→ **Exercise goal**
Going through the entries below, tally the lines that hold the word "Independence" and state the result alone.

→ **Data about app and page elements**
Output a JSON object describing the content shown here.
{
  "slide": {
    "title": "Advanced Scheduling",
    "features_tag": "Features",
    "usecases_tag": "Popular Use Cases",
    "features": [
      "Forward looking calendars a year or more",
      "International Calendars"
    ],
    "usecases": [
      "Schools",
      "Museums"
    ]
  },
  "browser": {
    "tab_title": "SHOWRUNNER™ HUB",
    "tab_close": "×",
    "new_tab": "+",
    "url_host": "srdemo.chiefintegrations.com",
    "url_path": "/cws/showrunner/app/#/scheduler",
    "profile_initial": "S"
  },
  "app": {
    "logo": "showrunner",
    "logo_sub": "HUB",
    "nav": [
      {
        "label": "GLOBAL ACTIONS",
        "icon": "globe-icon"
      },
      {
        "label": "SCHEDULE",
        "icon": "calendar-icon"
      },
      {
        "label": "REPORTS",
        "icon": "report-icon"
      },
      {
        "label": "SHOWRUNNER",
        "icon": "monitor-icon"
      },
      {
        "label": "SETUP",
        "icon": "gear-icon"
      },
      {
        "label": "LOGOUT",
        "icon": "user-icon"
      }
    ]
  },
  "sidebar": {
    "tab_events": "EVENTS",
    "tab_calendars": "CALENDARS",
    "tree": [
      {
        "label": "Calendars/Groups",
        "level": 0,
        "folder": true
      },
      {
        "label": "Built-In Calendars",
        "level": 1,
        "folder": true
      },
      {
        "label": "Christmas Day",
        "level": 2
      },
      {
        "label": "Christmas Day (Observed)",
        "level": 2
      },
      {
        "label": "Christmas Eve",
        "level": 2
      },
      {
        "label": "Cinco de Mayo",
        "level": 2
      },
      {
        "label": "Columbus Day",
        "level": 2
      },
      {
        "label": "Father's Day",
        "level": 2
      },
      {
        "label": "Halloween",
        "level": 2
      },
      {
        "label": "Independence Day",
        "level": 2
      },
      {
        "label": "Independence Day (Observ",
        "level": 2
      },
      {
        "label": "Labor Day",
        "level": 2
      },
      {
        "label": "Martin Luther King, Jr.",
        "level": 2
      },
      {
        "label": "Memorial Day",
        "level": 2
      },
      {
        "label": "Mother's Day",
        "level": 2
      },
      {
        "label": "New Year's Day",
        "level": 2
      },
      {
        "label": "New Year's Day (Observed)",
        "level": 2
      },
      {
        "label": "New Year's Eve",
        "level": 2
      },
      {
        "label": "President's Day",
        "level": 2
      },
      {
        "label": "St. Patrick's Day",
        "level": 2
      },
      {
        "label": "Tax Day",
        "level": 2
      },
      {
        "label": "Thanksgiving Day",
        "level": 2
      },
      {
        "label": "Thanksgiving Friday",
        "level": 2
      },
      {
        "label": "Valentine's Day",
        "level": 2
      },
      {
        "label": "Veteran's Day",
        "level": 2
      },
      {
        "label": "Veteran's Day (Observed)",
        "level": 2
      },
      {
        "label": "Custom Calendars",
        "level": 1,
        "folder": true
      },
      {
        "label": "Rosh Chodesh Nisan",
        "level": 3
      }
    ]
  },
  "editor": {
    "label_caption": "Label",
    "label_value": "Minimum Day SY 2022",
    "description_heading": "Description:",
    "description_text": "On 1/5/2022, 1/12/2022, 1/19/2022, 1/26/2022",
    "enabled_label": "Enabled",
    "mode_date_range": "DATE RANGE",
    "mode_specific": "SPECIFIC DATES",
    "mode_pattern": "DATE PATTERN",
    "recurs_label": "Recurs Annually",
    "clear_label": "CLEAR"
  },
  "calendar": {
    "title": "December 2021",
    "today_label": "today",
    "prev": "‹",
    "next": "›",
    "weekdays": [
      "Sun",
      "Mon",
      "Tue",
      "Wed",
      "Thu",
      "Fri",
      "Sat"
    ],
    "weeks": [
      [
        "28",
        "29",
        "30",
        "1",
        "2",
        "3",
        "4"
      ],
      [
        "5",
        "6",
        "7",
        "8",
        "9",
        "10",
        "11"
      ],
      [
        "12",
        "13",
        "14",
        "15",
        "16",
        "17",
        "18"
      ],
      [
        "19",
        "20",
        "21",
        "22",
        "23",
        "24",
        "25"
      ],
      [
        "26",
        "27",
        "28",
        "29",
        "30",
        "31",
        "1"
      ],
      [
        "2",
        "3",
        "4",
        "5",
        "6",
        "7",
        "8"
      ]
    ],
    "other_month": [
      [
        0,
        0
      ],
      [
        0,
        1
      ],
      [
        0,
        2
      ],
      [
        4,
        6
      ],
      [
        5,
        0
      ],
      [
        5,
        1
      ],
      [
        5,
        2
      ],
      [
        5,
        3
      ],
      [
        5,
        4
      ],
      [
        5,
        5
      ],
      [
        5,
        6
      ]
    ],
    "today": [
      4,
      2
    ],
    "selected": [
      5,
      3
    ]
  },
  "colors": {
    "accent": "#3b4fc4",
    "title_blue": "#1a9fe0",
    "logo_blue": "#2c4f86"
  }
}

→ **Response area**
2